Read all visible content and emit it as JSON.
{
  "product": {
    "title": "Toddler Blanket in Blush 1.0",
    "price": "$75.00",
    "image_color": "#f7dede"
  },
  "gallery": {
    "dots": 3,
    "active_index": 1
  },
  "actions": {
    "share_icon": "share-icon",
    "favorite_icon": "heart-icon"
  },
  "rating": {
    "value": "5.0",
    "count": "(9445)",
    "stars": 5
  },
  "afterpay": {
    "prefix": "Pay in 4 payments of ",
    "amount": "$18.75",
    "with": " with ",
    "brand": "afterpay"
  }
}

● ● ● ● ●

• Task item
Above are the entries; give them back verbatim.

• Exercise output
Read all visible content and emit it as JSON.
{
  "product": {
    "title": "Toddler Blanket in Blush 1.0",
    "price": "$75.00",
    "image_color": "#f7dede"
  },
  "gallery": {
    "dots": 3,
    "active_index": 1
  },
  "actions": {
    "share_icon": "share-icon",
    "favorite_icon": "heart-icon"
  },
  "rating": {
    "value": "5.0",
    "count": "(9445)",
    "stars": 5
  },
  "afterpay": {
    "prefix": "Pay in 4 payments of ",
    "amount": "$18.75",
    "with": " with ",
    "brand": "afterpay"
  }
}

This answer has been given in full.